Stars: Liya Akhedzhakova, Oleg Andreyev,
Igor Chernevich


In Russia, film biographies have been anything but conventional. When turning to the “biopic,” as this popular genre of moviemaking is known today in Hollywood, Russian filmmakers have typically opted for stylization over standard narrative. As far back as 1934, Georgii and Sergei Vasil’ev’s seminal Chapaev portrayed its Civil War hero in a humorous, yet strident manner that helped establish Socialist Realism on the Soviet screen, while Eisenstein, in both Aleksandr Nevskii (1938) and Ivan the Terrible, Parts I and II (Ivan Groznyi, 1944-58), fashioned a biographical treatment of Russia’s bygone leaders in the ominous shadow of Joseph Stalin.  Several decades later and under less restrictive circumstances, AndreiTarkovskii’s Andrei Rublev (1966) offered an elliptical form of film biography, as disparate episodes with little biographical specificity constituted this epic look at the eponymous 15th-century icon painter. More recently, in His Wife’s Diary (Dnevnik ego zheny, 2000), Aleksei Uchitel’ has delved into the stormy domestic life of Russian writer Ivan Bunin and his travails as an émigré in southern France, Iurii Kara has explored the tragic years of the engineer Sergei Korolev (Korolev, 2007) or Andrei Kravchuk has turned to the life of Admiral Kolchak (Admiral, 2008), while Pavel Lungin’s Tycoon (Oligarkh, 2002) offers a loose, semi-veiled biography of powerful Russian businessman and media tycoon Boris Berezovskii. 

Lilac branch (2007)

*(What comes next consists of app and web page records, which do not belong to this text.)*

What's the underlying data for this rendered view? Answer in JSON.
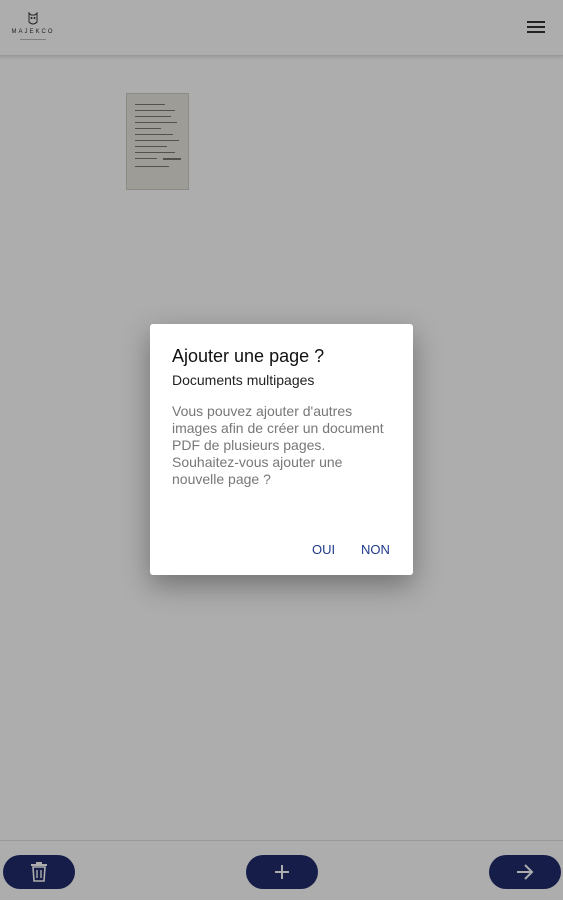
{
  "header": {
    "logo_text": "MAJEKCO",
    "logo_icon": "owl-logo-icon",
    "menu_icon": "hamburger-menu-icon"
  },
  "document": {
    "thumbnail_icon": "scanned-page-thumbnail"
  },
  "dialog": {
    "title": "Ajouter une page ?",
    "subtitle": "Documents multipages",
    "body_line1": "Vous pouvez ajouter d'autres images afin de créer un document PDF de plusieurs pages.",
    "body_line2": "Souhaitez-vous ajouter une nouvelle page ?",
    "yes_label": "OUI",
    "no_label": "NON"
  },
  "bottom_bar": {
    "delete_icon": "trash-icon",
    "add_icon": "plus-icon",
    "next_icon": "arrow-right-icon"
  },
  "colors": {
    "fab": "#1f2b6b",
    "dialog_button": "#1f3a8a",
    "scrim": "rgba(0,0,0,0.32)"
  }
}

Lungin’s Lilacs examines the life of the renowned Russian composer Sergei Rachmaninoff. Jumping back and forth between Rachmaninoff’s later years as an émigré in the United States and his youth in pre-Revolutionary Russia, Lungin utilizes narrative techniques linked to the Hollywood biopic—most notably, detailed period-piece scenes of turn-of-the-century Russia and 1920s America that dramatize recognizable events from the composer’s life—to probe Rachmaninoff’s creative malaise in the U.S. as well as his earlier rise as a Romantic composer and pianist in Moscow and St. Petersburg. Throughout Lilacs, we encounter crucial events from Rachmaninoff’s biography, including the unsuccessful debut of his first symphony, his dabbling with psychotherapy under the guidance of renowned Russian physician Nikolai Dahl, his controversial and somewhat tumultuous marriage to his cousin Natalia, and his extensive touring of the U.S. in the 1920s, as arranged by Fred Steinway of the famous piano-producing family. But not so fast! Despite the familiar events from Rachmaninoff’s life and a soundtrack replete with Rachmaninoff’s music, Lungin concludesLilacs with a startling disclaimer: “The main hero and the events of the film constitute an artistic invention and have been used only for the creation of the film. They do not represent any particular person and do not reflect events from this person’s life.”

Reviewed by Tim Harte © 2009 in KinoKultura